It’s one of the great debates recently….
Is it worth it to attend a tech school, or should you just get a job at the local shop and work your way up as you learn?
Well, there is no right or wrong answer. It really depends on what risks you want to take and (like most things in life) how hard you are going to apply yourself to be successful.
Let’s take a brief look at both scenarios.
There are a wealth of high-quality mechanic schools in the United States. At these schools, you can earn a degree/diploma in just about any facet of the moto repair industry. The schools are staffed with professional teachers, equipped with the latest technology and tools, and are committed to helping you succeed, if you put forth the effort and are willing to deal with a few hiccups on the way. In a lot of cases, it’s not just technology training – it’s everyday life training.
By attending, applying yourself to the coursework, and graduating from any of these top schools, you have a very good chance of landing a sweet job right out of school.
Of course, you have to pay tuition, which is not cheap – no question about it. Many students qualify for financial aid to help out, but you are still looking at spending a significant chunk of change to attend most of the top mechanic schools. Looking at it from a different perspective, you are investing in your future, so are you worth it?
- you earn a certificate/diploma/degree which shows you can set your mind to a goal and complete it
- you can get highly specialized manufacturer specific raining that makes you very valuable in the industry
- you might be able to secure a job right out of school with a specific dealer or manufacturer
- in some cases you get a good starter set of professional tools

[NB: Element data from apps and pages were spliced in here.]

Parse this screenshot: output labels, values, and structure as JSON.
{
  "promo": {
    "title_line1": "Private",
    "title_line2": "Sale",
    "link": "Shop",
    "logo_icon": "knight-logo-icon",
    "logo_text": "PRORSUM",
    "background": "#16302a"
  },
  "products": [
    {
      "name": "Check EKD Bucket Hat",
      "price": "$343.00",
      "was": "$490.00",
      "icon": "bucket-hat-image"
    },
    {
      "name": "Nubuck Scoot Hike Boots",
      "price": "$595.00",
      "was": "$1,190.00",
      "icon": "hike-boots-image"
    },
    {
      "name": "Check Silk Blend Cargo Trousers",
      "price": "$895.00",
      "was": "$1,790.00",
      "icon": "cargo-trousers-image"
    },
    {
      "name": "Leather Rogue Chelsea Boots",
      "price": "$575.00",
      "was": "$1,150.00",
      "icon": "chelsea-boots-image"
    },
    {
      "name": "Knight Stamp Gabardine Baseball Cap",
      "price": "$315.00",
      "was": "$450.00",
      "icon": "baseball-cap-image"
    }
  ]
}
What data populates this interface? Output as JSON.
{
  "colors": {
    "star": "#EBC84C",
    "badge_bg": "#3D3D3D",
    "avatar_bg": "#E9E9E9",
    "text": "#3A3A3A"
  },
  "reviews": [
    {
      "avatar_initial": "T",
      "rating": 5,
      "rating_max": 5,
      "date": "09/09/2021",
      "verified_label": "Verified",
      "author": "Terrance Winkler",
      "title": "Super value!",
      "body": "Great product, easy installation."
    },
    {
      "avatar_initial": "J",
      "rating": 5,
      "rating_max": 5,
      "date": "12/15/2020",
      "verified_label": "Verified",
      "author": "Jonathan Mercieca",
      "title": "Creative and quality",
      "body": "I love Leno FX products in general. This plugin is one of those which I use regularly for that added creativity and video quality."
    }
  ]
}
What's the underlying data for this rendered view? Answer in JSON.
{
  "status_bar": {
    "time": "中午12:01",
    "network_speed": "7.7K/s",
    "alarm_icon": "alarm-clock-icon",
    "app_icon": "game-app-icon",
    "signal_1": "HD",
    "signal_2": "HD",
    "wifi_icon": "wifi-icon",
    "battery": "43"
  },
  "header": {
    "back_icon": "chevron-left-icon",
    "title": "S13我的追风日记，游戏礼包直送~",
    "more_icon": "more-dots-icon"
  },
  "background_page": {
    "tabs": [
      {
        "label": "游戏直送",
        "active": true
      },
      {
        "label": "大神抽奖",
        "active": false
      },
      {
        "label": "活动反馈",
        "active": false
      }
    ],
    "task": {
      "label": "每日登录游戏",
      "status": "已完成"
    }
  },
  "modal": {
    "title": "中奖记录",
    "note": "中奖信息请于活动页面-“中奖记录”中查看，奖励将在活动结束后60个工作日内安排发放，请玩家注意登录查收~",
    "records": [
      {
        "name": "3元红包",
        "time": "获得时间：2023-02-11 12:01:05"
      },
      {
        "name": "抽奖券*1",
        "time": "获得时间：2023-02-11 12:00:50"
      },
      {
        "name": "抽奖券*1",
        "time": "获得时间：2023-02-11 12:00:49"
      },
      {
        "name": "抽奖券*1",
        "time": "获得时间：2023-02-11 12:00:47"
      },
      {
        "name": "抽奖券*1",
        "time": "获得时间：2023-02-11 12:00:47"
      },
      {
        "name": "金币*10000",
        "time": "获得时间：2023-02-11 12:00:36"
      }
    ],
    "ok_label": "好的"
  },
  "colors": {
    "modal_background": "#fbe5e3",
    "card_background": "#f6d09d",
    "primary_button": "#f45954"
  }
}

– you make connections with fellow students, teachers, and others in the industry
- you typically get job placement assistance
- many students qualify for financial aid to help pay tuition
- you end up working on vehicles that you worship, and you’re actually happy to wake up in the morning and go to work
- you have to pay tuition and possibly student loans after you graduate
-you might not get a job… even with your shiny new diploma in hand
- if you don’t apply yourself 110% in your classes, you might not learn a whole heck of a lot considering how much you paid in tuition (that would be your fault…)
Apprenticeship or Learning on the job
The other road to become a professional mechanic is the tried and true. Learn a good bit tinkering on your own, and then look for an entry level position in a local shop, and work your way up. You can pepper that with taking a few certification courses along the way, and bingo, you might have yourself a nice career.
If you are already good with your hands, own a good set of pro tool, and can find a local shop with a mentor who will teach you the in and outs – then go for it! Get certified here and there over the years to stay current, and you’ll be good to go.
- you don’t have to pay tuition
- you might earn an hourly wage while you learn on the job/apprentice
- you might end up taking over for the owner/lead mechanic eventually and run the shop yourself
- you might get a very small (or none at all) hourly wage while learning on the job
- the person you are learning from might not know as much as you thought they did.
- you might not learn to do what you really want to be doing(changing tires, oil, etc day in and day out…)
- you have to buy or borrow every last one of your tools yourself
- you might get laid off first since you are the low man on the totem pole
Hopefully this article has given you something to think about. Maybe put things in perspective a bit. Or even made you think of a few things you hadn’t considered. That was the goal.
We need more good, qualified, honest, professional technicians in the industry. Hopefully, whichever road you take, you become one.
Best of luck in your endeavors!